On the other hand, Pearson argued that continued bombing, instead of weakening Hanoi’s will to resist, might have the effect of driving it into an even more intransigent position. He therefore suggested, as a tactical move, that the United States consider a carefully timed ‘pause’ in the bombing: ‘there are many factors which I am not in a position to weigh. But there does appear to be at least a possibility that a suspension of such airstrikes against North Vietnam, at the right time, might provide the Hanoi authorities with an opportunity, if they wish to take it, to inject some flexibility into their policy without appearing to do so as the direct result of military pressure. If such a suspension took place for a limited time, then the rate of incidents in South Vietnam would provide a fairly accurate way of measuring its usefulness and the desirability of continuing. I am not, of course, proposing any compromise on points of principle, nor any weakening of resistance to aggression in South Vietnam. Indeed, resistance may require increased military strength to be used against the armed and attacking Communists. I merely suggest that a measured and announced pause in one field of military action at the right time might facilitate the development of diplomatic resources which cannot easily be applied to the problem under the existing circumstances. It could, at the least, expose the intransigence of the North Vietnam government.

Let’s further dissect Pearson’s “anti-war” position. Approximately three million Vietnamese died during the US war in Indochina, with about 100,000 killed during the US bombing of the North. To put Pearson’s Temple speech in the crassest terms possible, opposing the bombing of the North was a call to end 3.3% of the death toll.

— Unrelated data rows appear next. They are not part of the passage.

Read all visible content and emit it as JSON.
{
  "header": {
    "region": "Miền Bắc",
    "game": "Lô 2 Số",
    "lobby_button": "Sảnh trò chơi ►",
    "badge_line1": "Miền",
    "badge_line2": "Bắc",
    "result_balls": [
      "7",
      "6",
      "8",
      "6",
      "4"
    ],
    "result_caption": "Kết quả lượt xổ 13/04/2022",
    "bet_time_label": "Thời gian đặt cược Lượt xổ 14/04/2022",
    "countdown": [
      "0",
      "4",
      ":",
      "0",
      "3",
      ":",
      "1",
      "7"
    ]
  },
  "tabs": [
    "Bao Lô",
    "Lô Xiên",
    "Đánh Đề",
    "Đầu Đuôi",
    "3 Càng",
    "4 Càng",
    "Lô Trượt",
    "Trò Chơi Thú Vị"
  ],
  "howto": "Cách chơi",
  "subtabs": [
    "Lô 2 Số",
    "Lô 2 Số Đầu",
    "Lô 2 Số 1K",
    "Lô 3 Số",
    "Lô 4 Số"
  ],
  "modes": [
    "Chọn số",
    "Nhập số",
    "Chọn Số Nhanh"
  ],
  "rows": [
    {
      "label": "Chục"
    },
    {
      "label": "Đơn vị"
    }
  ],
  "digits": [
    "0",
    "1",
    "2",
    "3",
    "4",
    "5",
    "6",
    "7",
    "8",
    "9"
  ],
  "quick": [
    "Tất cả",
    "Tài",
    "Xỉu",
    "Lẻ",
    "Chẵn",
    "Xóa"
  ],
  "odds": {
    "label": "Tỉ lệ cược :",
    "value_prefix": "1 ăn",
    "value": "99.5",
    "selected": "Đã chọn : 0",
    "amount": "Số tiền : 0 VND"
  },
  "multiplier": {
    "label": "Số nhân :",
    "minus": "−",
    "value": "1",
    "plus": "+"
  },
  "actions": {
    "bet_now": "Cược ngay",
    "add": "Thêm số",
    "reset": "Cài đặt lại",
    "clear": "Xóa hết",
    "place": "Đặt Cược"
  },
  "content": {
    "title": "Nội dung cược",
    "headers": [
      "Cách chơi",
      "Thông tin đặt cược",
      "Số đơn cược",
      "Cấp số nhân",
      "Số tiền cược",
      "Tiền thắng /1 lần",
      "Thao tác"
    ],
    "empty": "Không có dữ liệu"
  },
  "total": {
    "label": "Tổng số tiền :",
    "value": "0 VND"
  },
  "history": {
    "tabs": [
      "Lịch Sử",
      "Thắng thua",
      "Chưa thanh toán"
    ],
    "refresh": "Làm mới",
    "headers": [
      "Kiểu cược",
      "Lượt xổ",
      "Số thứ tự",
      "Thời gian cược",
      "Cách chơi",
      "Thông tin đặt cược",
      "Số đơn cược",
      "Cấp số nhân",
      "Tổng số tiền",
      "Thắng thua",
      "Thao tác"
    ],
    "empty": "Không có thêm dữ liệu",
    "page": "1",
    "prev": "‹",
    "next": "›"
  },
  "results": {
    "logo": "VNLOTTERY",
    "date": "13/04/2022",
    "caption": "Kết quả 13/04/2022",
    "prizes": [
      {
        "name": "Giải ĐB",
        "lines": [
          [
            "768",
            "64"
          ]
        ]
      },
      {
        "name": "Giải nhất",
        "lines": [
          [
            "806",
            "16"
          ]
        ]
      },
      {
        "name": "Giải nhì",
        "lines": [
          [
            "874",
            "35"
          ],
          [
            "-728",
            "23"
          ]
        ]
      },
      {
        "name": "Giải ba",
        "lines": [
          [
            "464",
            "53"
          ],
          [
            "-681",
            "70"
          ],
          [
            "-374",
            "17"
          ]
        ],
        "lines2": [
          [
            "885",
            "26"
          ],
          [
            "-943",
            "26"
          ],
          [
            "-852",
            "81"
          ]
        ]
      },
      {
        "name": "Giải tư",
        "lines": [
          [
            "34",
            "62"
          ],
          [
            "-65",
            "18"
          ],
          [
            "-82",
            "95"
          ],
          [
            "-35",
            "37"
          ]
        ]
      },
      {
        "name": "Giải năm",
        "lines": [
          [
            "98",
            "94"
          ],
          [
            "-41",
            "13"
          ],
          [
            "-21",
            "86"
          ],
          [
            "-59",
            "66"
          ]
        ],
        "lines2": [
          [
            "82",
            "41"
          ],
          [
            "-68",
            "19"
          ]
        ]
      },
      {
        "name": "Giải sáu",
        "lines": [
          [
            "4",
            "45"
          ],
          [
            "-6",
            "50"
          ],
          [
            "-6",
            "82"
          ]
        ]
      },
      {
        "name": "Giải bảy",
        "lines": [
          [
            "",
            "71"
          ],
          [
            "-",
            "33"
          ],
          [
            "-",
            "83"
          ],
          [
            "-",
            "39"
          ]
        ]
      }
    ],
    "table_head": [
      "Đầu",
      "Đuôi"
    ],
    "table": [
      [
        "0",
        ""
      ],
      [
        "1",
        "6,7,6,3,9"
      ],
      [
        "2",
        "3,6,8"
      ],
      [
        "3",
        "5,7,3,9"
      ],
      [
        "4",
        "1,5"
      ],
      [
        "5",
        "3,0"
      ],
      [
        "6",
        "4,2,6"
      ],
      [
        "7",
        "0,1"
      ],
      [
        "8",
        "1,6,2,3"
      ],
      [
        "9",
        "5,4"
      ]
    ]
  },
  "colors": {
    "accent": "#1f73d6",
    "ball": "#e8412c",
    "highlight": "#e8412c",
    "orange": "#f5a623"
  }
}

When Pearson met Johnson the next day the president was mad because senior US foreign-policy planners were debating a pause in the bombing of North Vietnam (which would take place months later and when Washington restarted their bombing campaign Pearson publicly justified it). By speaking out Pearson effectively sided with Johnson’s opponents in the US administration after he enabled the bombing campaign. According to the leaked internal government documents known as the Pentagon Papers, in May 1964 Pearson agreed to Johnson’s request to have the Canadian Commissioner on the International Control Commission, which was supposed to enforce the implementation of the Geneva Accords and the peaceful reunification of Vietnam, deliver US bombing threats to the North Vietnamese leadership. In so doing Canada’s Nobel peace laureate actually enabled a serious war crime.

The story about Johnson challenging Pearson the next day only came to light a decade later, once US actions in Vietnam were widely discredited. In 1974 former Canadian Ambassador in Washington Charles Ritchie wrote: “The President strode up to him and seized him by the lapel of his coat, at the same time as raising his other arm to the heavens.” Ritchie reported Johnson saying, “you don’t come here and piss on my rug.”

While the ambassador’s description is almost certainly an exaggeration, subsequent commentators have further embellished Richie’s account. In one telling Johnson “grabbed Pearson by the lapels of his coat and violently shookhim.”

An entertaining story perhaps, but simply not true, just as saying Lester Pearson opposed the war against Vietnam is a lie.

While logic and facts are irrelevant to nationalist myth-makers, it is critical that we understand the reality of our past if we wish to build a better future.

Comments Off on Why does mainstream media keep repeating lies about Lester Pearson?

Filed under Black Book of Canadian Foreign Policy, The Truth May Hurt